An analysis of the implementation of work requirements for Medicaid in Arkansas by the Kaiser Family Foundation found that recipients lost benefits because “Many Medicaid enrollees [were] still not aware of program changes despite substantial outreach. In addition, an online reporting requirement is proving difficult for many enrollees due to limited knowledge of the requirements as well as lack of computer literacy and internet access,”
The fundamental question that these approaches raise is whether the government should condition access to essentials for human life, such as government provided food or health care coverage for unemployed poor people, on participation in training programs or gaining employment. If such an approach is an acceptable incentive, why not limit public schools, police and fire services to those who work as well?
Because of false stereotypes about people in poverty that emphasize their differences from white suburban majorities, attitudes of much of the public to programs like SNAP and Medicaid and the poor people who receive assistance from them are negative. Politicians have fostered these attitudes by promoting ideas like the “welfare queen” who supposedly abused the system, and people who don’t work who do better than those who “work his and her ass off.” They use these stereotypes to promote punitive approaches to policies that help people in poverty pay for food, receive medical care and find housing. These coercive policies are not responsive to the practical obstacles confronted by individuals and families in poverty. Instead, they will further harm some who need assistance.
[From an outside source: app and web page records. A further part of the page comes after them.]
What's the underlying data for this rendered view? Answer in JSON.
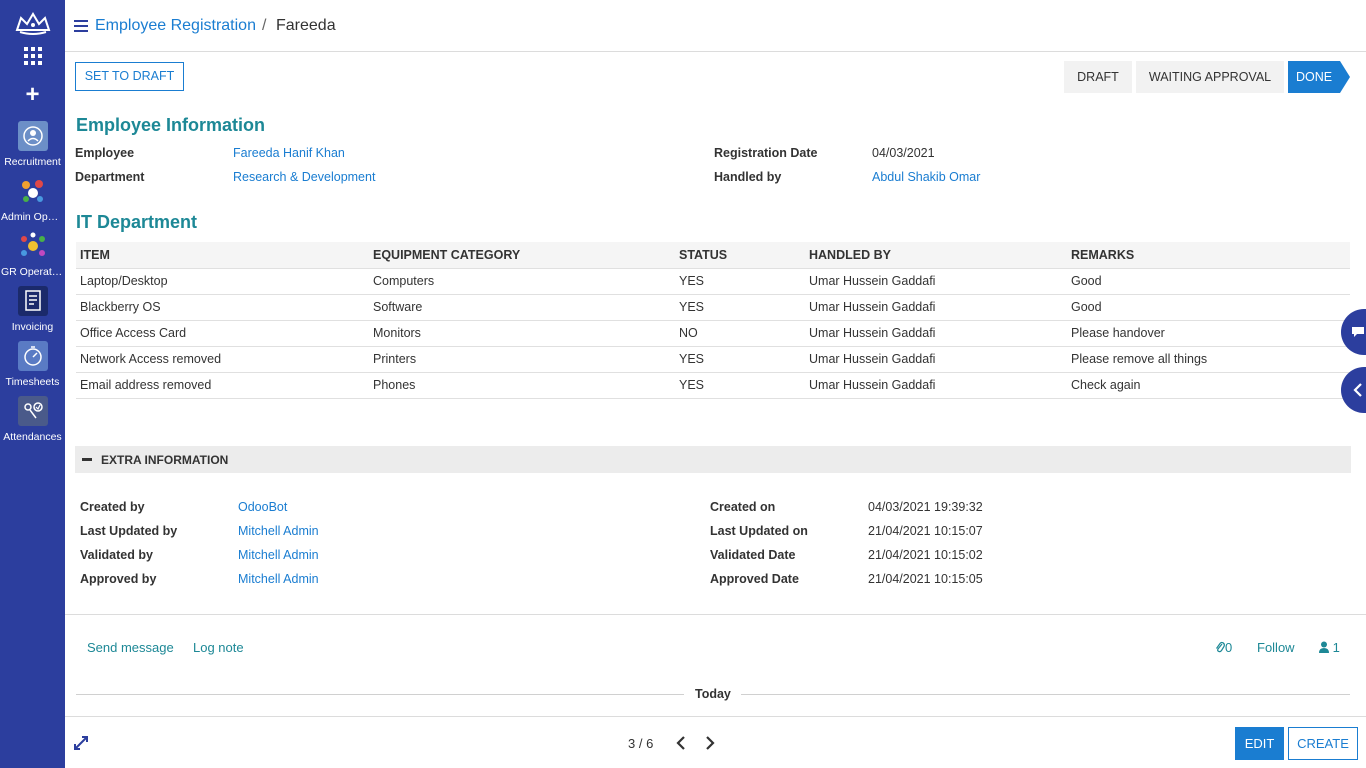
{
  "sidebar": {
    "logo_icon": "crown-logo-icon",
    "apps_icon": "grid-icon",
    "add_icon": "+",
    "apps": [
      {
        "label": "Recruitment",
        "icon": "recruitment-icon",
        "color": "#6c8fc7"
      },
      {
        "label": "Admin Oper...",
        "icon": "admin-operations-icon",
        "color": "#ffffff"
      },
      {
        "label": "GR Operatio...",
        "icon": "gr-operations-icon",
        "color": "#ffffff"
      },
      {
        "label": "Invoicing",
        "icon": "invoicing-icon",
        "color": "#1b2a6b"
      },
      {
        "label": "Timesheets",
        "icon": "timesheets-icon",
        "color": "#5a7bc4"
      },
      {
        "label": "Attendances",
        "icon": "attendances-icon",
        "color": "#4a5a8a"
      }
    ]
  },
  "breadcrumb": {
    "parent": "Employee Registration",
    "separator": "/",
    "current": "Fareeda"
  },
  "actions": {
    "set_to_draft": "SET TO DRAFT"
  },
  "status": {
    "stages": [
      "DRAFT",
      "WAITING APPROVAL",
      "DONE"
    ],
    "active": "DONE"
  },
  "employee_info": {
    "title": "Employee Information",
    "employee_label": "Employee",
    "employee_value": "Fareeda Hanif Khan",
    "department_label": "Department",
    "department_value": "Research & Development",
    "reg_date_label": "Registration Date",
    "reg_date_value": "04/03/2021",
    "handled_by_label": "Handled by",
    "handled_by_value": "Abdul Shakib Omar"
  },
  "it_department": {
    "title": "IT Department",
    "columns": [
      "ITEM",
      "EQUIPMENT CATEGORY",
      "STATUS",
      "HANDLED BY",
      "REMARKS"
    ],
    "rows": [
      [
        "Laptop/Desktop",
        "Computers",
        "YES",
        "Umar Hussein Gaddafi",
        "Good"
      ],
      [
        "Blackberry OS",
        "Software",
        "YES",
        "Umar Hussein Gaddafi",
        "Good"
      ],
      [
        "Office Access Card",
        "Monitors",
        "NO",
        "Umar Hussein Gaddafi",
        "Please handover"
      ],
      [
        "Network Access removed",
        "Printers",
        "YES",
        "Umar Hussein Gaddafi",
        "Please remove all things"
      ],
      [
        "Email address removed",
        "Phones",
        "YES",
        "Umar Hussein Gaddafi",
        "Check again"
      ]
    ]
  },
  "extra_info": {
    "title": "EXTRA INFORMATION",
    "created_by_label": "Created by",
    "created_by_value": "OdooBot",
    "last_updated_by_label": "Last Updated by",
    "last_updated_by_value": "Mitchell Admin",
    "validated_by_label": "Validated by",
    "validated_by_value": "Mitchell Admin",
    "approved_by_label": "Approved by",
    "approved_by_value": "Mitchell Admin",
    "created_on_label": "Created on",
    "created_on_value": "04/03/2021 19:39:32",
    "last_updated_on_label": "Last Updated on",
    "last_updated_on_value": "21/04/2021 10:15:07",
    "validated_date_label": "Validated Date",
    "validated_date_value": "21/04/2021 10:15:02",
    "approved_date_label": "Approved Date",
    "approved_date_value": "21/04/2021 10:15:05"
  },
  "chatter": {
    "send_message": "Send message",
    "log_note": "Log note",
    "attachments_count": "0",
    "follow": "Follow",
    "followers_count": "1",
    "today": "Today"
  },
  "pager": {
    "value": "3 / 6"
  },
  "footer": {
    "edit": "EDIT",
    "create": "CREATE"
  },
  "colors": {
    "sidebar": "#2c3e9e",
    "accent": "#1a7dd1",
    "section_title": "#1d8896"
  }
}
 Note that the official measure of poverty does not reflect the market value of food stamps or tax benefits like the earned income tax credit.
 Residents of counties outside the New York City metropolitan area.